In an article for the Atlantic, Ian Bogost writes that “more computing power means more energy cost to run and cool the machines, which requires more capital and physical infrastructure to support. Those rising costs inspire centralization.”
He says this because of the nature of a proof-of-work blockchain, like Bitcoin’s, where computers are doing thousands of complex math problems that require an amount of electricity that increases marginally with each block added to the blockchain.
Because voting power in the blockchain is based on the amount of work one can do, someone with access to a lot of capital and infrastructure could potentially take majority control over a PoW blockchain.
What he says could be true for proof-of-work blockchains like Bitcoin, but Bogost’s argument doesn’t hold water when talking about proof-of-stake blockchains such as Ethereum, the 2nd largest blockchain by market capitalization, where voting power on the blockchain is no longer held by those who can provide the most computing power but instead spread equally.
Though the Fed continues to provide some value in reducing volatility and better macroeconomic performance, how far are we willing to trust a system governed by a regulatory body that remains intransparent and insufficiently audited?

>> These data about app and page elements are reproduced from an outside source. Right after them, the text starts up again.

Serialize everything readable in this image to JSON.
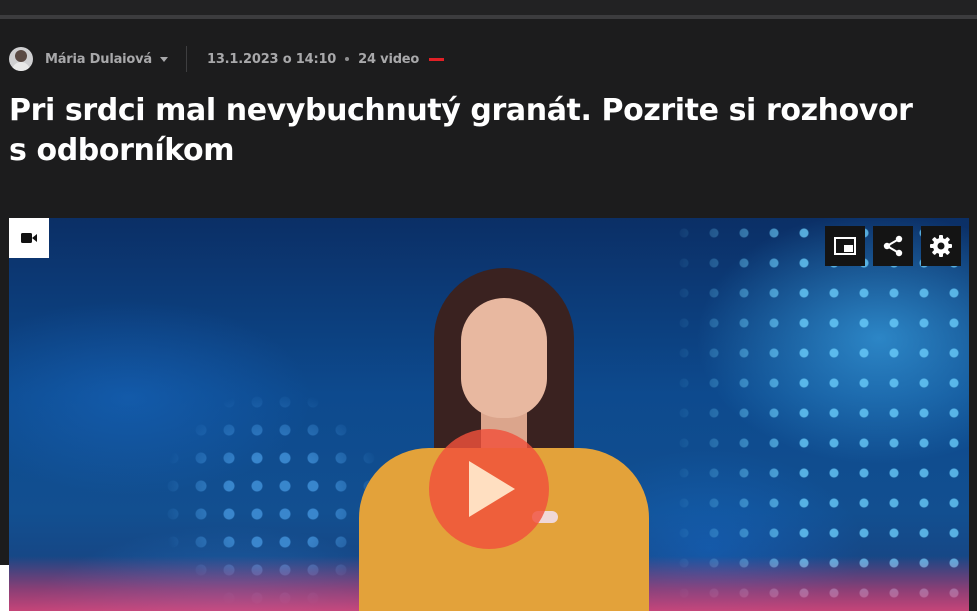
{
  "colors": {
    "background": "#1c1c1d",
    "headline": "#ffffff",
    "meta_text": "#a8a8aa",
    "accent_red": "#e12026",
    "play_button": "#f0503c"
  },
  "meta": {
    "author": "Mária Dulaiová",
    "date": "13.1.2023 o 14:10",
    "video_count": "24 video"
  },
  "article": {
    "title": "Pri srdci mal nevybuchnutý granát. Pozrite si rozhovor s odborníkom"
  },
  "player": {
    "badge_icon": "video-camera-icon",
    "controls": [
      {
        "icon": "picture-in-picture-icon"
      },
      {
        "icon": "share-icon"
      },
      {
        "icon": "gear-icon"
      }
    ],
    "play_icon": "play-icon"
  }
}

The Federal Reserve has shown itself to be unable to make the correct decisions when we need them to. Blockchain is the future, and we can either watch the Fed continue to botch its responsibilities or force it to adapt to a decentralized future.